EXERCISE:
Going through the records that follow, please count the lines with "solid" in them and give only the count.

DATA:
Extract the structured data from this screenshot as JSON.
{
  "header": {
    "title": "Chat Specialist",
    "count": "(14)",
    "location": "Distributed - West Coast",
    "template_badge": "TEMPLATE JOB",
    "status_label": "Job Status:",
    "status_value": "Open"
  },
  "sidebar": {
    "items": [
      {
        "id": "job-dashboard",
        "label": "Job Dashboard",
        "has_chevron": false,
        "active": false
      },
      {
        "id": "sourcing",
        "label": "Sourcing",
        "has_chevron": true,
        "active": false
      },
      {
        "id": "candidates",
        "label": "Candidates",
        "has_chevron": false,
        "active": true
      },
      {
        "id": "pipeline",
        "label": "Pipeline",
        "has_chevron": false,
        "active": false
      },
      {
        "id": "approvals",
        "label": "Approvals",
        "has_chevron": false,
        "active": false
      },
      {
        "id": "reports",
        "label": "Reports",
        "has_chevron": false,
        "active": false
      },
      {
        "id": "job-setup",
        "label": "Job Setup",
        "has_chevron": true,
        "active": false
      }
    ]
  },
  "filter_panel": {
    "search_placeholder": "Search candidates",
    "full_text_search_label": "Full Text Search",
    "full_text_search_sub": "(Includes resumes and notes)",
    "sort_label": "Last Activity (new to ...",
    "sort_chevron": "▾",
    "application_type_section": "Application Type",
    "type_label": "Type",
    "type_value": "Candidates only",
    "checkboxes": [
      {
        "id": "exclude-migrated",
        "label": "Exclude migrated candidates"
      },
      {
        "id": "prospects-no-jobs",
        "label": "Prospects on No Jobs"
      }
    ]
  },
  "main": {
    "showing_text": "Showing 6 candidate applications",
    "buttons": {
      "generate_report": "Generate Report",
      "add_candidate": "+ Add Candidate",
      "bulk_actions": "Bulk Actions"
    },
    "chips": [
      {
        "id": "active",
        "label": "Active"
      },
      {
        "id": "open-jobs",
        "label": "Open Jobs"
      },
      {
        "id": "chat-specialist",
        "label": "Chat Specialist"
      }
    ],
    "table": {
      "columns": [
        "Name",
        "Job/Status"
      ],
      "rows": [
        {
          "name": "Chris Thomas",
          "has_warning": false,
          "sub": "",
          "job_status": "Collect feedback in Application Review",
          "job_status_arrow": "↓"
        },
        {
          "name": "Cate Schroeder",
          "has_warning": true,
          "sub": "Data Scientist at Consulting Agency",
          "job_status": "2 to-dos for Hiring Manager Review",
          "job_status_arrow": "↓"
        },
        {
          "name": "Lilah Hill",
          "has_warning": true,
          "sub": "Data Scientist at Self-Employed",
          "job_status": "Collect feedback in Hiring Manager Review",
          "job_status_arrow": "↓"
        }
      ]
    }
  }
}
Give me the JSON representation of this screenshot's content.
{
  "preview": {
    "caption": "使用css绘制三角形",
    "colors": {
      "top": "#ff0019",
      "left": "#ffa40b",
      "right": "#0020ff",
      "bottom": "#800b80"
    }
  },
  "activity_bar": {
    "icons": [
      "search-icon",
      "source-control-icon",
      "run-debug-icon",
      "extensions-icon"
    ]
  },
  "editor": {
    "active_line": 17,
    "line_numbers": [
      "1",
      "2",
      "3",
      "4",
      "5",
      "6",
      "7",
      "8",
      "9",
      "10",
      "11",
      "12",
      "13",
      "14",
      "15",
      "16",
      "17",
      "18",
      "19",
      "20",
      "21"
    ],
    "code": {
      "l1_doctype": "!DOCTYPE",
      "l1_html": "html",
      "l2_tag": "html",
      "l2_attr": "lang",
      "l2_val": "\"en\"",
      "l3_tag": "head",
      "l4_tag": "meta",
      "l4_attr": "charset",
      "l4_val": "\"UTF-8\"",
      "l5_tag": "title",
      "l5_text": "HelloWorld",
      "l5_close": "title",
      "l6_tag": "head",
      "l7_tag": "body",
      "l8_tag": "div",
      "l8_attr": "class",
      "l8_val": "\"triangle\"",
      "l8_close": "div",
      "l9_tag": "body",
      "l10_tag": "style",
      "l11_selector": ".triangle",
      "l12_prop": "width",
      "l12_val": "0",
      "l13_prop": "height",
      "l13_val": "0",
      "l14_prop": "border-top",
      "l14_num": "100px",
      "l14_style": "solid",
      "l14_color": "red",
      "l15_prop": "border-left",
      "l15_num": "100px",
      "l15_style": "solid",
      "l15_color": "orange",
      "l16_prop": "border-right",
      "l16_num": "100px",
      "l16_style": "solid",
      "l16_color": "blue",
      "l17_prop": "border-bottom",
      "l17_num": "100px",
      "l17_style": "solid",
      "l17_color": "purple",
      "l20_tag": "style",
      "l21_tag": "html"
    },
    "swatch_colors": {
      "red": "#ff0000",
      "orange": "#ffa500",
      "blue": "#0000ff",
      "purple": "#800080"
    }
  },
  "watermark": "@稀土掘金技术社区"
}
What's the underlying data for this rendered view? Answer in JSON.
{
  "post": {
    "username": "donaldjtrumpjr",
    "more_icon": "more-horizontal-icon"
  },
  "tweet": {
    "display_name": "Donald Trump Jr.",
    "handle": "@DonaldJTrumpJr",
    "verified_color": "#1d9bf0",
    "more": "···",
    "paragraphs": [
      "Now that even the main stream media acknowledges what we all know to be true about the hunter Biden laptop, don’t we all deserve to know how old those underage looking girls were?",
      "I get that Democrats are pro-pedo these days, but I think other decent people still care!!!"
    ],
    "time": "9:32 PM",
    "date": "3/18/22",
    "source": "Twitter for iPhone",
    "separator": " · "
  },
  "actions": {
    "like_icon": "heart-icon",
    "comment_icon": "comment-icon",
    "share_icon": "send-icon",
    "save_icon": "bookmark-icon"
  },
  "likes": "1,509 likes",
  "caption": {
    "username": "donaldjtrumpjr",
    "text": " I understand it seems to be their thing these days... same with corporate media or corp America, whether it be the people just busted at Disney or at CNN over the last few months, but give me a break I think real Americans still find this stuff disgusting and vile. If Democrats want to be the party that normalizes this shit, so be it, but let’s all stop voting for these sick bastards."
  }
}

SOLUTION FOR THIS PROBLEM:
4